■ **WHAT NEEDS TO BE DONE**
I'd like every line in the following listing that holds "NoSQL" copied.

■ **GIVEN RECORDS**
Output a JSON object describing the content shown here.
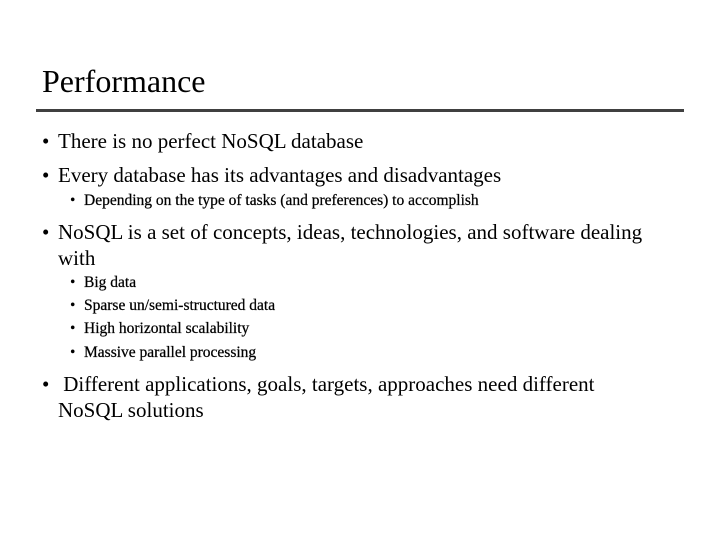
{
  "slide": {
    "title": "Performance",
    "bullet_glyph": "•",
    "sub_bullet_glyph": "•",
    "bullets": [
      {
        "text": "There is no perfect NoSQL database",
        "children": []
      },
      {
        "text": "Every database has its advantages and disadvantages",
        "children": [
          "Depending on the type of tasks (and preferences) to accomplish"
        ]
      },
      {
        "text": "NoSQL is a set of concepts, ideas, technologies, and software dealing with",
        "children": [
          "Big data",
          "Sparse un/semi-structured data",
          "High horizontal scalability",
          "Massive parallel processing"
        ]
      },
      {
        "text": " Different applications, goals, targets, approaches need different NoSQL solutions",
        "children": []
      }
    ]
  }
}
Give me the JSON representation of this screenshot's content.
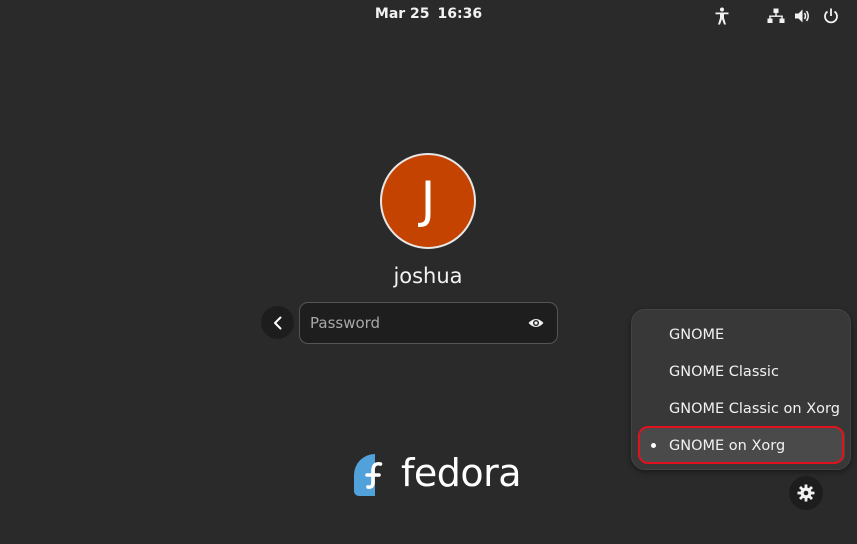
{
  "topbar": {
    "date": "Mar 25",
    "time": "16:36",
    "icons": [
      "accessibility-icon",
      "network-wired-icon",
      "volume-icon",
      "power-icon"
    ]
  },
  "user": {
    "initial": "J",
    "name": "joshua",
    "avatar_color": "#c44300"
  },
  "password": {
    "placeholder": "Password",
    "value": ""
  },
  "logo": {
    "text": "fedora",
    "mark_color": "#3c6eb4"
  },
  "session_menu": {
    "items": [
      {
        "label": "GNOME",
        "selected": false
      },
      {
        "label": "GNOME Classic",
        "selected": false
      },
      {
        "label": "GNOME Classic on Xorg",
        "selected": false
      },
      {
        "label": "GNOME on Xorg",
        "selected": true
      }
    ],
    "highlight_color": "#e0121d"
  }
}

■ **SOLUTION TO THIS PROBLEM**
        "text": "There is no perfect NoSQL database",
        "text": "NoSQL is a set of concepts, ideas, technologies, and software dealing with",
        "text": " Different applications, goals, targets, approaches need different NoSQL solutions",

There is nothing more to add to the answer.